SUPPLIED DATA:
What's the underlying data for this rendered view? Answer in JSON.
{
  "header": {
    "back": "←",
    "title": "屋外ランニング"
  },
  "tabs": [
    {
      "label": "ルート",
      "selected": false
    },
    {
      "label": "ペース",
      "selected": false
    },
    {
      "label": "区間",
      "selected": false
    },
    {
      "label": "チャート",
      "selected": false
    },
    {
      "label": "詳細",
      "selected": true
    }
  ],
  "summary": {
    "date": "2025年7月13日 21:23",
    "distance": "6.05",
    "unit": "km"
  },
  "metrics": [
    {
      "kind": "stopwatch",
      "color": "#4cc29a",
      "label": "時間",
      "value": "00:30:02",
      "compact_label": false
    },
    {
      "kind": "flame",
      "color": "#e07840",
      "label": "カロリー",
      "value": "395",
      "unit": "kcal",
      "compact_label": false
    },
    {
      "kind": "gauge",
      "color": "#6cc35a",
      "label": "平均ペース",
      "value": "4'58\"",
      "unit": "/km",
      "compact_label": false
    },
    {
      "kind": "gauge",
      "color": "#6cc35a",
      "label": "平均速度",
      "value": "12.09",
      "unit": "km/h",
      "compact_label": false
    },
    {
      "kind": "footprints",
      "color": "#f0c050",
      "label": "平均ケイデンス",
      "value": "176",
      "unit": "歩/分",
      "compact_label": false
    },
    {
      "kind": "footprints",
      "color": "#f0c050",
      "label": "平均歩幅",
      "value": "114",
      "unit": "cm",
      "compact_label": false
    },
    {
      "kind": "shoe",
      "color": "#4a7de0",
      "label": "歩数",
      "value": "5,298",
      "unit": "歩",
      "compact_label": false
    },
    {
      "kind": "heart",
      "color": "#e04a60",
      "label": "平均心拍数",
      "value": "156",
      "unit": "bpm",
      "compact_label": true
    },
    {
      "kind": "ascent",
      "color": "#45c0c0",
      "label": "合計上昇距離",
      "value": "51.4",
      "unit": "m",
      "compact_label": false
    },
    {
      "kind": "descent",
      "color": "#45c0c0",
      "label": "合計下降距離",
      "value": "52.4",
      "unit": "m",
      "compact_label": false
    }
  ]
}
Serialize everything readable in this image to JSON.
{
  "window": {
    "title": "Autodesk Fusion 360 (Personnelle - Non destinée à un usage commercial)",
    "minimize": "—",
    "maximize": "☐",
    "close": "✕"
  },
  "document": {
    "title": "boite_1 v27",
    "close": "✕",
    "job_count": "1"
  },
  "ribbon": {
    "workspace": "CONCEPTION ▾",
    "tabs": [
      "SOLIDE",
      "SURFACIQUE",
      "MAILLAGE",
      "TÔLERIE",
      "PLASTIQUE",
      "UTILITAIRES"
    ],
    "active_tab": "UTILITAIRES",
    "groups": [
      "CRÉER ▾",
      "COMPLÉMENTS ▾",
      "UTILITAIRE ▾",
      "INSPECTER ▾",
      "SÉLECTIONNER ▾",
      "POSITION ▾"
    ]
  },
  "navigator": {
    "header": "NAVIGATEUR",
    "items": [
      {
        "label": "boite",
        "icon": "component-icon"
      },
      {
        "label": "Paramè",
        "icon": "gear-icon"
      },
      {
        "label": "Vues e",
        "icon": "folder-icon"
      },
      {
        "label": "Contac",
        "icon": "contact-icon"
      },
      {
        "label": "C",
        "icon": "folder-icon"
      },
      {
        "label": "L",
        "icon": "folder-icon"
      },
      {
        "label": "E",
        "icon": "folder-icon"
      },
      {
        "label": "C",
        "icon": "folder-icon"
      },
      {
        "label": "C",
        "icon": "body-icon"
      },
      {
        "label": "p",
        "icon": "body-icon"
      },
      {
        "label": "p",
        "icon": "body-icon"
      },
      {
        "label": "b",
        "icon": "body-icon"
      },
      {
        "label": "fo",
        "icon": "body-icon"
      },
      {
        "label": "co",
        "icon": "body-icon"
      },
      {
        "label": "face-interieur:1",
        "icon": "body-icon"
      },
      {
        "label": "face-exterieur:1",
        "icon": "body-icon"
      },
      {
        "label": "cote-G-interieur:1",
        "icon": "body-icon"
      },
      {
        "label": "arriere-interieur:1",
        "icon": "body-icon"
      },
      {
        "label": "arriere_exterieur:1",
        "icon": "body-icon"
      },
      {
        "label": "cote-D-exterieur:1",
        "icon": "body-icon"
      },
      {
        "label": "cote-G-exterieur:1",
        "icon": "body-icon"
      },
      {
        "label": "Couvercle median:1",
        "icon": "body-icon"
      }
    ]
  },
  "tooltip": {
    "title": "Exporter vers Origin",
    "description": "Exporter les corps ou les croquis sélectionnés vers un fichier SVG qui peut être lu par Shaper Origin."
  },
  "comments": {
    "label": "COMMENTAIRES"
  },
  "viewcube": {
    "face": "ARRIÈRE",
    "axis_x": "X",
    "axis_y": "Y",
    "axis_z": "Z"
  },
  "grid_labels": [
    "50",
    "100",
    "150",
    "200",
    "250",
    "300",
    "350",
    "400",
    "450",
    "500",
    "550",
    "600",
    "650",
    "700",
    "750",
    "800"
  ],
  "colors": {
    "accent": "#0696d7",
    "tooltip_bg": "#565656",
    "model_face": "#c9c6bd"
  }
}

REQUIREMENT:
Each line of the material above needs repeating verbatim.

EXERCISE ANSWER:
What's the underlying data for this rendered view? Answer in JSON.
{
  "header": {
    "back": "←",
    "title": "屋外ランニング"
  },
  "tabs": [
    {
      "label": "ルート",
      "selected": false
    },
    {
      "label": "ペース",
      "selected": false
    },
    {
      "label": "区間",
      "selected": false
    },
    {
      "label": "チャート",
      "selected": false
    },
    {
      "label": "詳細",
      "selected": true
    }
  ],
  "summary": {
    "date": "2025年7月13日 21:23",
    "distance": "6.05",
    "unit": "km"
  },
  "metrics": [
    {
      "kind": "stopwatch",
      "color": "#4cc29a",
      "label": "時間",
      "value": "00:30:02",
      "compact_label": false
    },
    {
      "kind": "flame",
      "color": "#e07840",
      "label": "カロリー",
      "value": "395",
      "unit": "kcal",
      "compact_label": false
    },
    {
      "kind": "gauge",
      "color": "#6cc35a",
      "label": "平均ペース",
      "value": "4'58\"",
      "unit": "/km",
      "compact_label": false
    },
    {
      "kind": "gauge",
      "color": "#6cc35a",
      "label": "平均速度",
      "value": "12.09",
      "unit": "km/h",
      "compact_label": false
    },
    {
      "kind": "footprints",
      "color": "#f0c050",
      "label": "平均ケイデンス",
      "value": "176",
      "unit": "歩/分",
      "compact_label": false
    },
    {
      "kind": "footprints",
      "color": "#f0c050",
      "label": "平均歩幅",
      "value": "114",
      "unit": "cm",
      "compact_label": false
    },
    {
      "kind": "shoe",
      "color": "#4a7de0",
      "label": "歩数",
      "value": "5,298",
      "unit": "歩",
      "compact_label": false
    },
    {
      "kind": "heart",
      "color": "#e04a60",
      "label": "平均心拍数",
      "value": "156",
      "unit": "bpm",
      "compact_label": true
    },
    {
      "kind": "ascent",
      "color": "#45c0c0",
      "label": "合計上昇距離",
      "value": "51.4",
      "unit": "m",
      "compact_label": false
    },
    {
      "kind": "descent",
      "color": "#45c0c0",
      "label": "合計下降距離",
      "value": "52.4",
      "unit": "m",
      "compact_label": false
    }
  ]
}
Serialize everything readable in this image to JSON.
{
  "window": {
    "title": "Autodesk Fusion 360 (Personnelle - Non destinée à un usage commercial)",
    "minimize": "—",
    "maximize": "☐",
    "close": "✕"
  },
  "document": {
    "title": "boite_1 v27",
    "close": "✕",
    "job_count": "1"
  },
  "ribbon": {
    "workspace": "CONCEPTION ▾",
    "tabs": [
      "SOLIDE",
      "SURFACIQUE",
      "MAILLAGE",
      "TÔLERIE",
      "PLASTIQUE",
      "UTILITAIRES"
    ],
    "active_tab": "UTILITAIRES",
    "groups": [
      "CRÉER ▾",
      "COMPLÉMENTS ▾",
      "UTILITAIRE ▾",
      "INSPECTER ▾",
      "SÉLECTIONNER ▾",
      "POSITION ▾"
    ]
  },
  "navigator": {
    "header": "NAVIGATEUR",
    "items": [
      {
        "label": "boite",
        "icon": "component-icon"
      },
      {
        "label": "Paramè",
        "icon": "gear-icon"
      },
      {
        "label": "Vues e",
        "icon": "folder-icon"
      },
      {
        "label": "Contac",
        "icon": "contact-icon"
      },
      {
        "label": "C",
        "icon": "folder-icon"
      },
      {
        "label": "L",
        "icon": "folder-icon"
      },
      {
        "label": "E",
        "icon": "folder-icon"
      },
      {
        "label": "C",
        "icon": "folder-icon"
      },
      {
        "label": "C",
        "icon": "body-icon"
      },
      {
        "label": "p",
        "icon": "body-icon"
      },
      {
        "label": "p",
        "icon": "body-icon"
      },
      {
        "label": "b",
        "icon": "body-icon"
      },
      {
        "label": "fo",
        "icon": "body-icon"
      },
      {
        "label": "co",
        "icon": "body-icon"
      },
      {
        "label": "face-interieur:1",
        "icon": "body-icon"
      },
      {
        "label": "face-exterieur:1",
        "icon": "body-icon"
      },
      {
        "label": "cote-G-interieur:1",
        "icon": "body-icon"
      },
      {
        "label": "arriere-interieur:1",
        "icon": "body-icon"
      },
      {
        "label": "arriere_exterieur:1",
        "icon": "body-icon"
      },
      {
        "label": "cote-D-exterieur:1",
        "icon": "body-icon"
      },
      {
        "label": "cote-G-exterieur:1",
        "icon": "body-icon"
      },
      {
        "label": "Couvercle median:1",
        "icon": "body-icon"
      }
    ]
  },
  "tooltip": {
    "title": "Exporter vers Origin",
    "description": "Exporter les corps ou les croquis sélectionnés vers un fichier SVG qui peut être lu par Shaper Origin."
  },
  "comments": {
    "label": "COMMENTAIRES"
  },
  "viewcube": {
    "face": "ARRIÈRE",
    "axis_x": "X",
    "axis_y": "Y",
    "axis_z": "Z"
  },
  "grid_labels": [
    "50",
    "100",
    "150",
    "200",
    "250",
    "300",
    "350",
    "400",
    "450",
    "500",
    "550",
    "600",
    "650",
    "700",
    "750",
    "800"
  ],
  "colors": {
    "accent": "#0696d7",
    "tooltip_bg": "#565656",
    "model_face": "#c9c6bd"
  }
}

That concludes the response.